### Problem to solve
A single figure is the whole answer: the number of lines in the records that contain "Rebel".

(Stored data entries)
◇ ◇ ◇ ◇ ◇

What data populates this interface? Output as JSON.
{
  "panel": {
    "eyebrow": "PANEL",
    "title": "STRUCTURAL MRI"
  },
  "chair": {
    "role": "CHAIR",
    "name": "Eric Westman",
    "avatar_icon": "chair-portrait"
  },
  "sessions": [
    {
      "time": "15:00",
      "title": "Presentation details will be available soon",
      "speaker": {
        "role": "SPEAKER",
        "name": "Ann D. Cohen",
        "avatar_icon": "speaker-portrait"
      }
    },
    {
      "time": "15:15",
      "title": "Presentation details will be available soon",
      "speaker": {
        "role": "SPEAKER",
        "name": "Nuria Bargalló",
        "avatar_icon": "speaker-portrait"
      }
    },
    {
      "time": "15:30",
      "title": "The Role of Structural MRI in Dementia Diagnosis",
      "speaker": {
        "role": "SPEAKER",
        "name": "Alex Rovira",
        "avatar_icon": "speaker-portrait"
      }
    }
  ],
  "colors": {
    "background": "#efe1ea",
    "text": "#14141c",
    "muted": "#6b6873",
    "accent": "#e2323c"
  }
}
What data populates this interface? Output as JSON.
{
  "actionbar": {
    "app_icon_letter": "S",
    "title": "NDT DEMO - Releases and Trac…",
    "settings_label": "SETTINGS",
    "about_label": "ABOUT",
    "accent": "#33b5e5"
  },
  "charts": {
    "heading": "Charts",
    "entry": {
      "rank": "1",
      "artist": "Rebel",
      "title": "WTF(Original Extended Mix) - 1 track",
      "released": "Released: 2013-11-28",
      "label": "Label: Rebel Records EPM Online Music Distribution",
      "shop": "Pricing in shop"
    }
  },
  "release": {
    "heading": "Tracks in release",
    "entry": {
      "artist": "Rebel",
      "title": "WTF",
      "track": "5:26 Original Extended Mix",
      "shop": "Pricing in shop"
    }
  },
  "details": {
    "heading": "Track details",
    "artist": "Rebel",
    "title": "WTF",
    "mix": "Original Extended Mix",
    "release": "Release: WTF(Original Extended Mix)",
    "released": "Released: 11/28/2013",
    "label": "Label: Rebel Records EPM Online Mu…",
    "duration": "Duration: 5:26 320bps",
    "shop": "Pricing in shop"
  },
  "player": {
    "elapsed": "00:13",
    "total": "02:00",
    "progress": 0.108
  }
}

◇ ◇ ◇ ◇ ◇

### Reply to the task
5